PROVIDED MATERIAL:

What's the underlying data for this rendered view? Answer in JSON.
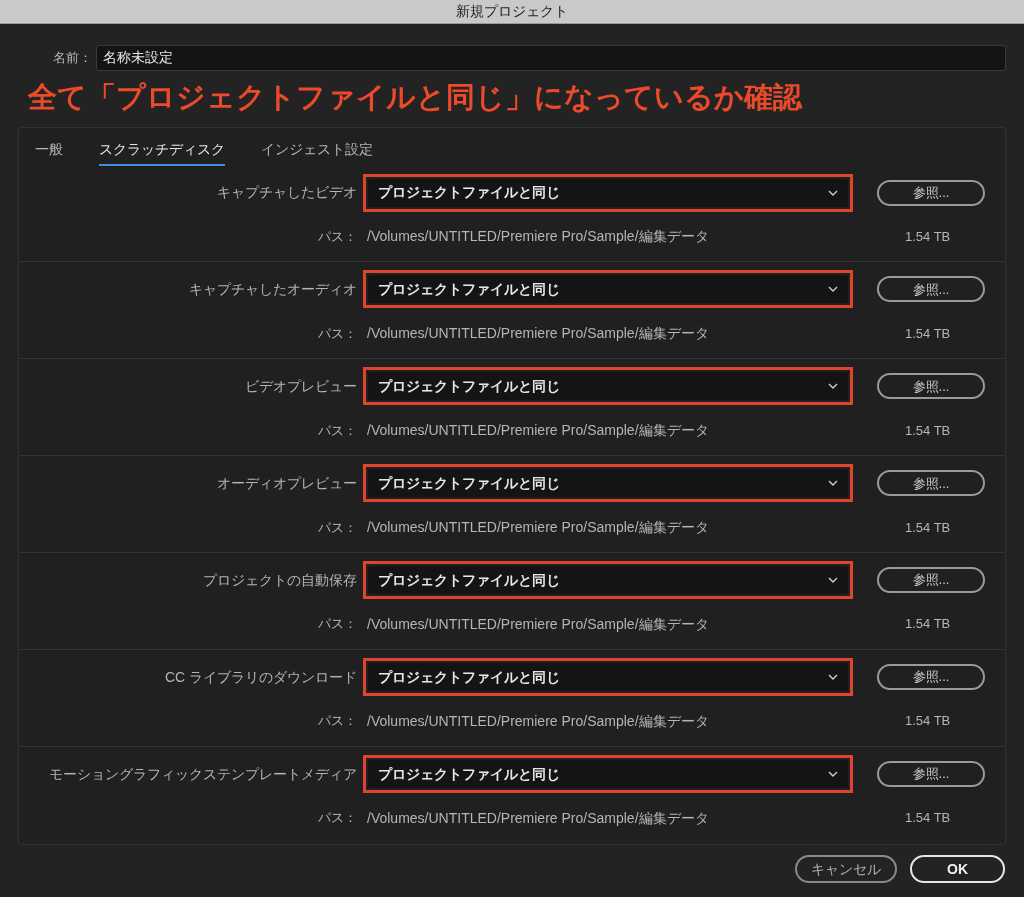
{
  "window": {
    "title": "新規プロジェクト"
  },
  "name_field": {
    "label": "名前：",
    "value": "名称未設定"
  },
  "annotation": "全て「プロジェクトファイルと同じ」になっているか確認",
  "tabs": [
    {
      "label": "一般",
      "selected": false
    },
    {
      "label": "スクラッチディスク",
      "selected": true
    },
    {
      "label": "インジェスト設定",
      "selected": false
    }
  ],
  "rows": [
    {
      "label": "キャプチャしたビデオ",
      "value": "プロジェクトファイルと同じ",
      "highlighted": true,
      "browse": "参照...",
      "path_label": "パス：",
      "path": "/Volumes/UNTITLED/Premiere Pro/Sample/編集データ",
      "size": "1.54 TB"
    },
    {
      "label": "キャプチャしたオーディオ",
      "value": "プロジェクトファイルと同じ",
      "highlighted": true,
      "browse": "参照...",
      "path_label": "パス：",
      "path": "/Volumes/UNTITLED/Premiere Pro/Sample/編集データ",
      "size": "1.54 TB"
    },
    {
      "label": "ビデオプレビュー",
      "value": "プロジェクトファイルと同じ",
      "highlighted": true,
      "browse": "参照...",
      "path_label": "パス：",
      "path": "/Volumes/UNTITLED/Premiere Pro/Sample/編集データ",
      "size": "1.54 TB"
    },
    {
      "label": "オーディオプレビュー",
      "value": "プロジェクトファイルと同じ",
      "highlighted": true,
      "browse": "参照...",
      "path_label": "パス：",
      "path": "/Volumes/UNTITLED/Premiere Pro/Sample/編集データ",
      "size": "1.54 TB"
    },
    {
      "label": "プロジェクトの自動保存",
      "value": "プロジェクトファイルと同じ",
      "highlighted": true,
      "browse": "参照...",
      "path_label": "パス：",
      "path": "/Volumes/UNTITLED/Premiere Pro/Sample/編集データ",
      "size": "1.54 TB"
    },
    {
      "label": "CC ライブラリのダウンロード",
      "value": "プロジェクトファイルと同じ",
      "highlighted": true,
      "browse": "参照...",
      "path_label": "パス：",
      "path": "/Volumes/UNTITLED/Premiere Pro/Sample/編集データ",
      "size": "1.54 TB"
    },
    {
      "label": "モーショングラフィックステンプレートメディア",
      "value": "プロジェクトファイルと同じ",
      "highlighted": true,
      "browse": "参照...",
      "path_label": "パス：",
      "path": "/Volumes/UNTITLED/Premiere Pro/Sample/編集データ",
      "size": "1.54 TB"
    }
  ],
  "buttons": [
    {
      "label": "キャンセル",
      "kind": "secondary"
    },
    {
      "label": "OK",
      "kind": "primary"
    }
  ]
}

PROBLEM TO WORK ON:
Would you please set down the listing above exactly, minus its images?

TASK RESULT:
What's the underlying data for this rendered view? Answer in JSON.
{
  "window": {
    "title": "新規プロジェクト"
  },
  "name_field": {
    "label": "名前：",
    "value": "名称未設定"
  },
  "annotation": "全て「プロジェクトファイルと同じ」になっているか確認",
  "tabs": [
    {
      "label": "一般",
      "selected": false
    },
    {
      "label": "スクラッチディスク",
      "selected": true
    },
    {
      "label": "インジェスト設定",
      "selected": false
    }
  ],
  "rows": [
    {
      "label": "キャプチャしたビデオ",
      "value": "プロジェクトファイルと同じ",
      "highlighted": true,
      "browse": "参照...",
      "path_label": "パス：",
      "path": "/Volumes/UNTITLED/Premiere Pro/Sample/編集データ",
      "size": "1.54 TB"
    },
    {
      "label": "キャプチャしたオーディオ",
      "value": "プロジェクトファイルと同じ",
      "highlighted": true,
      "browse": "参照...",
      "path_label": "パス：",
      "path": "/Volumes/UNTITLED/Premiere Pro/Sample/編集データ",
      "size": "1.54 TB"
    },
    {
      "label": "ビデオプレビュー",
      "value": "プロジェクトファイルと同じ",
      "highlighted": true,
      "browse": "参照...",
      "path_label": "パス：",
      "path": "/Volumes/UNTITLED/Premiere Pro/Sample/編集データ",
      "size": "1.54 TB"
    },
    {
      "label": "オーディオプレビュー",
      "value": "プロジェクトファイルと同じ",
      "highlighted": true,
      "browse": "参照...",
      "path_label": "パス：",
      "path": "/Volumes/UNTITLED/Premiere Pro/Sample/編集データ",
      "size": "1.54 TB"
    },
    {
      "label": "プロジェクトの自動保存",
      "value": "プロジェクトファイルと同じ",
      "highlighted": true,
      "browse": "参照...",
      "path_label": "パス：",
      "path": "/Volumes/UNTITLED/Premiere Pro/Sample/編集データ",
      "size": "1.54 TB"
    },
    {
      "label": "CC ライブラリのダウンロード",
      "value": "プロジェクトファイルと同じ",
      "highlighted": true,
      "browse": "参照...",
      "path_label": "パス：",
      "path": "/Volumes/UNTITLED/Premiere Pro/Sample/編集データ",
      "size": "1.54 TB"
    },
    {
      "label": "モーショングラフィックステンプレートメディア",
      "value": "プロジェクトファイルと同じ",
      "highlighted": true,
      "browse": "参照...",
      "path_label": "パス：",
      "path": "/Volumes/UNTITLED/Premiere Pro/Sample/編集データ",
      "size": "1.54 TB"
    }
  ],
  "buttons": [
    {
      "label": "キャンセル",
      "kind": "secondary"
    },
    {
      "label": "OK",
      "kind": "primary"
    }
  ]
}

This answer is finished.